**Task to complete:**
Please retype the data below in full.

────────────────────────────────────────

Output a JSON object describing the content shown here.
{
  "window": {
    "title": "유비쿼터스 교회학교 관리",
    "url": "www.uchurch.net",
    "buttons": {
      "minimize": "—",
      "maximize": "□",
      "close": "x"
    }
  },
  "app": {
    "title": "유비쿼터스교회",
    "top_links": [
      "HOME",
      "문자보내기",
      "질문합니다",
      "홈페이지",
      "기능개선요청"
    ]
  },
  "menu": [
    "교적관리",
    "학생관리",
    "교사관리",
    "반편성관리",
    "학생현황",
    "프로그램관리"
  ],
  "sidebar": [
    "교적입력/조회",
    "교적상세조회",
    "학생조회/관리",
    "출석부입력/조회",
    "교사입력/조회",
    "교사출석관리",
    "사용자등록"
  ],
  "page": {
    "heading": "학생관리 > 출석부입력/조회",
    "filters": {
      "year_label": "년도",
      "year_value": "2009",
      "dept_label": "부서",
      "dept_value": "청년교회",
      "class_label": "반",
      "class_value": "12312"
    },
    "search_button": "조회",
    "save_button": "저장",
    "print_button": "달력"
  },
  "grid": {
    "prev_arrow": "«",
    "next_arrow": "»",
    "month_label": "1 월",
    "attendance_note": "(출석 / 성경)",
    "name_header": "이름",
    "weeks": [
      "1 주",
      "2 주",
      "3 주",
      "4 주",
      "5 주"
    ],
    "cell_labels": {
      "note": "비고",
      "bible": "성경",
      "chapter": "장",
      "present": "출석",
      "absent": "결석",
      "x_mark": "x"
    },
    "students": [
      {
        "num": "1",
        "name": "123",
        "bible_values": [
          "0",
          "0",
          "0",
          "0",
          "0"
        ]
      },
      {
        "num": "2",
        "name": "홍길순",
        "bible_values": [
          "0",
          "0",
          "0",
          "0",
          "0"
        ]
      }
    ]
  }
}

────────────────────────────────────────

**Final answer:**
Output a JSON object describing the content shown here.
{
  "window": {
    "title": "유비쿼터스 교회학교 관리",
    "url": "www.uchurch.net",
    "buttons": {
      "minimize": "—",
      "maximize": "□",
      "close": "x"
    }
  },
  "app": {
    "title": "유비쿼터스교회",
    "top_links": [
      "HOME",
      "문자보내기",
      "질문합니다",
      "홈페이지",
      "기능개선요청"
    ]
  },
  "menu": [
    "교적관리",
    "학생관리",
    "교사관리",
    "반편성관리",
    "학생현황",
    "프로그램관리"
  ],
  "sidebar": [
    "교적입력/조회",
    "교적상세조회",
    "학생조회/관리",
    "출석부입력/조회",
    "교사입력/조회",
    "교사출석관리",
    "사용자등록"
  ],
  "page": {
    "heading": "학생관리 > 출석부입력/조회",
    "filters": {
      "year_label": "년도",
      "year_value": "2009",
      "dept_label": "부서",
      "dept_value": "청년교회",
      "class_label": "반",
      "class_value": "12312"
    },
    "search_button": "조회",
    "save_button": "저장",
    "print_button": "달력"
  },
  "grid": {
    "prev_arrow": "«",
    "next_arrow": "»",
    "month_label": "1 월",
    "attendance_note": "(출석 / 성경)",
    "name_header": "이름",
    "weeks": [
      "1 주",
      "2 주",
      "3 주",
      "4 주",
      "5 주"
    ],
    "cell_labels": {
      "note": "비고",
      "bible": "성경",
      "chapter": "장",
      "present": "출석",
      "absent": "결석",
      "x_mark": "x"
    },
    "students": [
      {
        "num": "1",
        "name": "123",
        "bible_values": [
          "0",
          "0",
          "0",
          "0",
          "0"
        ]
      },
      {
        "num": "2",
        "name": "홍길순",
        "bible_values": [
          "0",
          "0",
          "0",
          "0",
          "0"
        ]
      }
    ]
  }
}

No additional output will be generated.